Rather than risking some setback that would force hasty cuts, Mr. Megna said the administration is cutting spending in an orderly fashion. The budget division plans to detail temporary cuts this week, he said.

In his executive budget proposal next year, Mr. Paterson could propose making them permanent.

“We’ve had a revenue collapse over the last 24- to 36-month period,” Mr. Megna said. “The state’s cash position is at its weakest point in recent history.”

Last week, after lawmakers agreed to cuts of about $2.8 billion, the governor said they wouldn’t be enough. He warned then of reduced and delayed payments, targeting school aid and funding to hospitals.

Timothy Kremer, the executive director of the New York State School Boards Association, said it has asked its roughly 700 members to assess the impact of approximately $300 million in school aid is delayed or permanently cut, which Mr. Paterson had proposed last month. Lawmakers rejected the cut, which would have been roughly 1.5 percent reduction across the board.

A version of this article appeared in the December 16, 2009 edition of Education Week as Governor of New York Says State Out of Cash

Events

School & District Management Live Event EdWeek Leadership Symposium
Education Week's Premier Leadership Event for K12 School & District Leaders.
This content is provided by our sponsor. It is not written by and does not necessarily reflect the views of Education Week's editorial staff.
Sponsor
Student Well-Being Webinar
A Holistic Approach to Social-Emotional Learning
Register to learn about the components and benefits of holistically implemented SEL.
Content provided by Committee for Children
This content is provided by our sponsor. It is not written by and does not necessarily reflect the views of Education Week's editorial staff.
Sponsor
Student Well-Being Webinar
How Principals Can Support Student Well-Being During COVID
Join this webinar for tips on how to support and prioritize student health and well-being during COVID.
Content provided by Unruly Studios

EdWeek Top School Jobs

Marketing Coordinator
Portland, OR, US
Northwest Evaluation Association
Sr Project Manager, Marketing (Temporary)
Portland, OR, US
Northwest Evaluation Association
Head of School
Conshohocken, Pennsylvania
AIM Academy
Head of School
Conshohocken, Pennsylvania
AIM Academy

Read Next

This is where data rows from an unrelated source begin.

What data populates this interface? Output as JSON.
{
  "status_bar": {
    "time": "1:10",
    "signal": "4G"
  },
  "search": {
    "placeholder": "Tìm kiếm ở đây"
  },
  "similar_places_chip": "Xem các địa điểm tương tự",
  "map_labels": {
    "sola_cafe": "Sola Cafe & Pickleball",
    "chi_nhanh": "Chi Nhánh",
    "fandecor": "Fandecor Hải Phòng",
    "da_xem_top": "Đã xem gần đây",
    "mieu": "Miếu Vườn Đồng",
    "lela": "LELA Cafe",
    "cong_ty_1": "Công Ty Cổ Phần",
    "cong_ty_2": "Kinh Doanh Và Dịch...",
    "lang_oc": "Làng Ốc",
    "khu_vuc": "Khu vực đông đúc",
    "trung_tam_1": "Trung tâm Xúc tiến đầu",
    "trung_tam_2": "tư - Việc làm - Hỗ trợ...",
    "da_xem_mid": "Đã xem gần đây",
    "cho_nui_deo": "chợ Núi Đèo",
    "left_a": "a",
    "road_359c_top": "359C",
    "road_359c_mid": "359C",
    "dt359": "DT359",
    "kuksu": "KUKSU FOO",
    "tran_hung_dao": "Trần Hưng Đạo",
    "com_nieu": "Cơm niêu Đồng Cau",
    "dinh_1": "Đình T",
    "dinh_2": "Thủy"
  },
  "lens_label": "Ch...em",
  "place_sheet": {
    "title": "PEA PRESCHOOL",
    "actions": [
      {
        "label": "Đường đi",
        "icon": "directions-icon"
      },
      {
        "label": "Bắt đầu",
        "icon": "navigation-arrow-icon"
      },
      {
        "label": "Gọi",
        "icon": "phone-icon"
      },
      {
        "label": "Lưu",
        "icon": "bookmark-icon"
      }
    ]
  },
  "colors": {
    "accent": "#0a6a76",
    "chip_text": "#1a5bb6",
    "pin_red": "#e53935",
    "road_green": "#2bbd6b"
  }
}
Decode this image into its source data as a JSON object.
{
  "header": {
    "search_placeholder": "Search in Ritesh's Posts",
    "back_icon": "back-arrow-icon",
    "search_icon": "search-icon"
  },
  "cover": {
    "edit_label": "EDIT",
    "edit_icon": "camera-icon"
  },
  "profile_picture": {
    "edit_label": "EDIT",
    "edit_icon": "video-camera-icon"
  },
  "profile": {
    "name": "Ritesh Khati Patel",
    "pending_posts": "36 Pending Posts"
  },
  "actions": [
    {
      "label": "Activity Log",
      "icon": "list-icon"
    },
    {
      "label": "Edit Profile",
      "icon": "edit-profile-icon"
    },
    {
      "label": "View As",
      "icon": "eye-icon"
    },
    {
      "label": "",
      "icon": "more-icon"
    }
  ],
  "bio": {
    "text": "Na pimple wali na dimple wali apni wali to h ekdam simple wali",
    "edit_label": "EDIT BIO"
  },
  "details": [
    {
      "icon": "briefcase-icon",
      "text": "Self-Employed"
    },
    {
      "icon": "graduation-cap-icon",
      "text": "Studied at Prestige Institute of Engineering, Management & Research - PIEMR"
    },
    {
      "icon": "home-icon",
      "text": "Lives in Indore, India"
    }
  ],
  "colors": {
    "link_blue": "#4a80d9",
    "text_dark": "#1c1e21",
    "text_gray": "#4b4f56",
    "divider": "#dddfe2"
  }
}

Education Funding Opinion What's It Take for Philanthropy to Help Rural Schools?
Place-based philanthropy has enormous potential to revitalize rural communities. The trick is, it’s tough to get this sort of approach right.
4 min read
Image shows a multi-tailed arrow hitting the bullseye of a target.
DigitalVision Vectors/Getty
Education Funding Summer School, Extended Learning a Priority in $129 Billion COVID-19 Relief Bill
The reconciliation bill from House Democrats is an early attempt at what's shaping up to be a new federal aid package for education.
5 min read
A staff member holds the door open for kids on the first day of school at Goodwin Frazier Elementary School in New Braunfels, Texas on Tuesday, Aug. 25, 2020.
A staff member holds the door open for kids on the first day of school at Goodwin Frazier Elementary School in New Braunfels, Texas on Tuesday, Aug. 25, 2020.
Mikala Compton/Herald-Zeitung via AP
Education Funding Details of Biden's Education Relief Pitch Prioritize Smaller Classes, Avoiding Layoffs
The administration's breakdown of COVID-19 needs also includes $50 billion for social distancing and $29 billion for learning recovery.
5 min read
Image of the White House seal
Bet Noire/Getty
Education Funding Lawmakers Push $75 Billion for Learning Recovery Among Trio of COVID-19 Bills
The legislation, which also covers school infrastructure and education jobs, could become the vehicle for Biden's K-12 relief plan.
6 min read
Rep. Bobby Scott, D-Va., speaks during a news conference in Washington on June 24, 2020.
Rep. Bobby Scott, D-Va., speaks during a news conference in Washington on June 24, 2020.
Manuel Balce Ceneta/AP